__PROMPT__:
Below are the records; collect from them each line containing the string "video".

__RAW DATA__:
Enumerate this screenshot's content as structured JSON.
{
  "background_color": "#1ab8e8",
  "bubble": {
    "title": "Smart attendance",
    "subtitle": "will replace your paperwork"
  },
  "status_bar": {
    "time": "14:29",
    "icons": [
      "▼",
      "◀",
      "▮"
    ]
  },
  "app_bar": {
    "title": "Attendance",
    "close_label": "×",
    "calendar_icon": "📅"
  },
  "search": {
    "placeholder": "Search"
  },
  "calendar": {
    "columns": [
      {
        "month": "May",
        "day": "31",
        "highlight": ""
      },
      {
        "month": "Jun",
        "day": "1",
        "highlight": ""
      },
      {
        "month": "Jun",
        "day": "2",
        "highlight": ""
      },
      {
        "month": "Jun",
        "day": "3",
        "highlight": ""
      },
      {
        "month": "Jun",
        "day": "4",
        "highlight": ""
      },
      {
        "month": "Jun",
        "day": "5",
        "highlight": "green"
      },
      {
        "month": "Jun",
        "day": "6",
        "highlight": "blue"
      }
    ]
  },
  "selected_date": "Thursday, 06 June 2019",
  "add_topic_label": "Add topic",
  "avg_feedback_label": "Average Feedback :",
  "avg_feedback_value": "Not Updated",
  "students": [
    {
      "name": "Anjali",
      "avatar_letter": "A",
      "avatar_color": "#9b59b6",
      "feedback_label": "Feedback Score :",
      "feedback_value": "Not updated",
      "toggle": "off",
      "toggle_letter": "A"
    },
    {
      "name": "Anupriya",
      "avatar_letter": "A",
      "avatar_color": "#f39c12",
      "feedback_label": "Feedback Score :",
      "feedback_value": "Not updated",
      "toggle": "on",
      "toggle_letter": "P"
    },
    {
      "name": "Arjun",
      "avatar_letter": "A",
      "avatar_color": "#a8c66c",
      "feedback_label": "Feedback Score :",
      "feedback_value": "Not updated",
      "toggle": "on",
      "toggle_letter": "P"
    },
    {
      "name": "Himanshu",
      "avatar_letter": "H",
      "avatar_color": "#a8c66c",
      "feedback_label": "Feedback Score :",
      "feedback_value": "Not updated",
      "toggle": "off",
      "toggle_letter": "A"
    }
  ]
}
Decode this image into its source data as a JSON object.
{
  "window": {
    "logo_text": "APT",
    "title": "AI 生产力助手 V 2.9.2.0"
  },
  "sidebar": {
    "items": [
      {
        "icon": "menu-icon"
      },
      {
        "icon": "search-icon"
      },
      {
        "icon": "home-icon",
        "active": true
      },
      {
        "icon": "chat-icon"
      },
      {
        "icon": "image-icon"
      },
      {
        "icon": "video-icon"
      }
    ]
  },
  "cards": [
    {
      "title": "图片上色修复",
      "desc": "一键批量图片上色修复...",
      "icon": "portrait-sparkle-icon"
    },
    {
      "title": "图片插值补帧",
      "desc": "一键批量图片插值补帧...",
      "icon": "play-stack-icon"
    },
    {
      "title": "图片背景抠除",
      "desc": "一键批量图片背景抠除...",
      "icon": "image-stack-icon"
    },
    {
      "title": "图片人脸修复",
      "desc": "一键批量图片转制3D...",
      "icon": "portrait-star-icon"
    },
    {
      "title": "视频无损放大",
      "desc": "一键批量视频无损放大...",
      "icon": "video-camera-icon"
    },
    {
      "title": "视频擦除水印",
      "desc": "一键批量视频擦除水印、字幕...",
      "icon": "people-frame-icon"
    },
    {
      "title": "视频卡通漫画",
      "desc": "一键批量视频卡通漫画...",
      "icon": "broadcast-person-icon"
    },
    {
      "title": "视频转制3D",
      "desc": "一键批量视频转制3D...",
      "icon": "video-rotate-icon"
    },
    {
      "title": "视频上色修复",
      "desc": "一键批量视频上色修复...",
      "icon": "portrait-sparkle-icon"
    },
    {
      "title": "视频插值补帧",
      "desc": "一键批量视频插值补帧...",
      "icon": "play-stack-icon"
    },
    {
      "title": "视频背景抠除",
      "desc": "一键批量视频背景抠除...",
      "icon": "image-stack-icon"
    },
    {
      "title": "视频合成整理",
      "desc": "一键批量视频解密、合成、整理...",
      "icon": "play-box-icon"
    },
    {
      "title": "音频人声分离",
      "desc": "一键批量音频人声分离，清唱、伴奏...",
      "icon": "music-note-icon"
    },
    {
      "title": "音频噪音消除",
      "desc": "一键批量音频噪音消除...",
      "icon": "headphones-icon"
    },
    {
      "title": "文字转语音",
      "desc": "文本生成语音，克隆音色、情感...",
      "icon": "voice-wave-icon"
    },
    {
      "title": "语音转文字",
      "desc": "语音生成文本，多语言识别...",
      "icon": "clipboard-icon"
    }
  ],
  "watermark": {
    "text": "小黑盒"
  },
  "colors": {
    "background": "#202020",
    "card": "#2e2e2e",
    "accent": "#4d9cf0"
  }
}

__ANSWER SPACE__:
        "icon": "video-icon"
      "icon": "video-camera-icon"
      "icon": "video-rotate-icon"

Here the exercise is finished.